Jewish Healthcare Foundation Provides $2.5 Million to Jewish Community Center for COVID Relief
The current pandemic is historic, and it is wreaking havoc—medically, financially, socially, and mentally. The Jewish community of Pittsburgh is working on a coordinated response in coordination with the Jewish Federation of Greater Pittsburgh to ensure essential services remain available. To support this effort and to bring critical funds to a central agency in the community, the Jewish Healthcare Foundation (JHF) has awarded a $2.5 million dollar emergency grant over two years to the Jewish Community Center (JCC) of Greater Pittsburgh.
When Governor Wolf announced the shutting of all but essential businesses effective March 18th, the JCC was faced with unprecedented service and financial challenges and made difficult decisions to furlough some of its staff while it regrouped to meet ongoing community needs. The JCC's facilities, including its buildings in Squirrel Hill and the South Hills, were closed for over 2 months due to the health mandates intended to reduce the spread of the virus. Roughly 80% of the agency's revenue comes through membership and program fees from its day care, fitness and wellness centers, summer camps, afterschool programs and senior services, all of which were reduced significantly. The shortfall from lost revenue is estimated to be at six million dollars.
Despite these challenges, the JCC has continued to provide services for the community. Since the lockdown began in March, the JCC has:
- conducted community blood drives, collecting, to date, over 850 donations to meet the needs of 2,500 patients
- provided over 14,000 meals for seniors including 2,000 home delivered meals
- conducted approximately 5,000 telephone wellness checks through AgeWell
- provided online programming reaching over 800 seniors, teens, community members weekly
- served more than 425 campers and booked more than 80 family retreats
- developed a weekly schedule of more than 60 fitness classes for all ages
- assumed responsibility for the Virtual Senior Academy
- and renewed their 10.27 Healing Partnership work.
In order to prepare to address the community's needs, particularly first responders and essential workers, the JCC's team worked with the Pittsburgh Regional Health Initiative to develop procedures to safely reopen health and fitness activities, child care and day camps, permitting parents (many of whom are essential workers) to feel comfortable returning to work and to give children the social experiences they have foregone.

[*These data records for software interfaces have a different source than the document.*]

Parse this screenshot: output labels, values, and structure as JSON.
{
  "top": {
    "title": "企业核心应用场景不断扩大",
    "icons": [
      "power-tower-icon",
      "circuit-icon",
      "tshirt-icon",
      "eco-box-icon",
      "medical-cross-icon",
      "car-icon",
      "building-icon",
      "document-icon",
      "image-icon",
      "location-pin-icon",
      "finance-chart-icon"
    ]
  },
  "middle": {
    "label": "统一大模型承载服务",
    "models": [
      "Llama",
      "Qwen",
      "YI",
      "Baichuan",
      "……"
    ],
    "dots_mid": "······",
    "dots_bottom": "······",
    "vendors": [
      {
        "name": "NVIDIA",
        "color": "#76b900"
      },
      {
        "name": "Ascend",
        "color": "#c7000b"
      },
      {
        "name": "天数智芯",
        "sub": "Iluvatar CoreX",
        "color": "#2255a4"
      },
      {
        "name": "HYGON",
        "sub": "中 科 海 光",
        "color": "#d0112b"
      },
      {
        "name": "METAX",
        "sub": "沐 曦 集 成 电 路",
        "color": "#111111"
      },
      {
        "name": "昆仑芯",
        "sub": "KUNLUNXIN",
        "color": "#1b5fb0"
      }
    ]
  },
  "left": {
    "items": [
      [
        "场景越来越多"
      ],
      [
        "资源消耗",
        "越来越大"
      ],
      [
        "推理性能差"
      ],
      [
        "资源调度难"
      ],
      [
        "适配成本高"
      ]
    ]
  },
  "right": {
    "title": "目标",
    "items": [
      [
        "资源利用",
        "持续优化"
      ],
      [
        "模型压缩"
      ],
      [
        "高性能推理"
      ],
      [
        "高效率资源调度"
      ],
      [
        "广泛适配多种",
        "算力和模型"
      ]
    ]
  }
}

"We cannot thank the Jewish Healthcare Foundation enough for their commitment and confidence in us, our mission, our values, our leadership, and determination to ensure that the JCC fulfills its role to the best of its ability during the pandemic," said Brian Schreiber, President and CEO of the JCC. "COVID-19 created the most sudden and dramatic financial reversal in the JCC's 125-year history. The response by the Foundation sends not only a deeply needed cash infusion, but the boldest possible expression of support in everything the JCC is and stands for each day."
"The Jewish Healthcare Foundation has a long history of being there for others when they are in crisis or are dealing with unforeseeable health challenges," said David H. Ehrenwerth, JD, Chair of the JHF Board of Trustees. "Our Board is particularly proud to be able to respond to the unprecedented financial needs facing the JCC, an invaluable organization which provides crucial services to both the Jewish and the general community. This funding will enable the JCC to continue to provide essential services to seniors, adults, children and preschoolers. These are precisely the types of urgent needs that the Jewish Healthcare Foundation exists to satisfy."
The JCC is following all state, county and local guidelines and Centers for Disease Control recommendations including mandatory masks, social distancing, sanitation practices and extensive cleaning protocols. But some programming remains closed for the time being — including key income-generating overnight camps and afterschool programming. While the JCC has successfully pursued PPP loans/grants, these funds will fall short of enabling the JCC to maintain its required level of staffing without a further infusion of funds from philanthropic donors. JHF funds will enable the JCC to keep a full complement of staff and its programming intact and assure that the organization can continue to respond with creativity and flexibility under the stressors of the pandemic.
This emergency grant is in addition to JHF's COVID-19 Emergency Fund established in March, which is making community-wide grants on an as-needed basis.
Read more in the TribLIVE: Pittsburgh's Jewish Community Center back in operation after receiving grant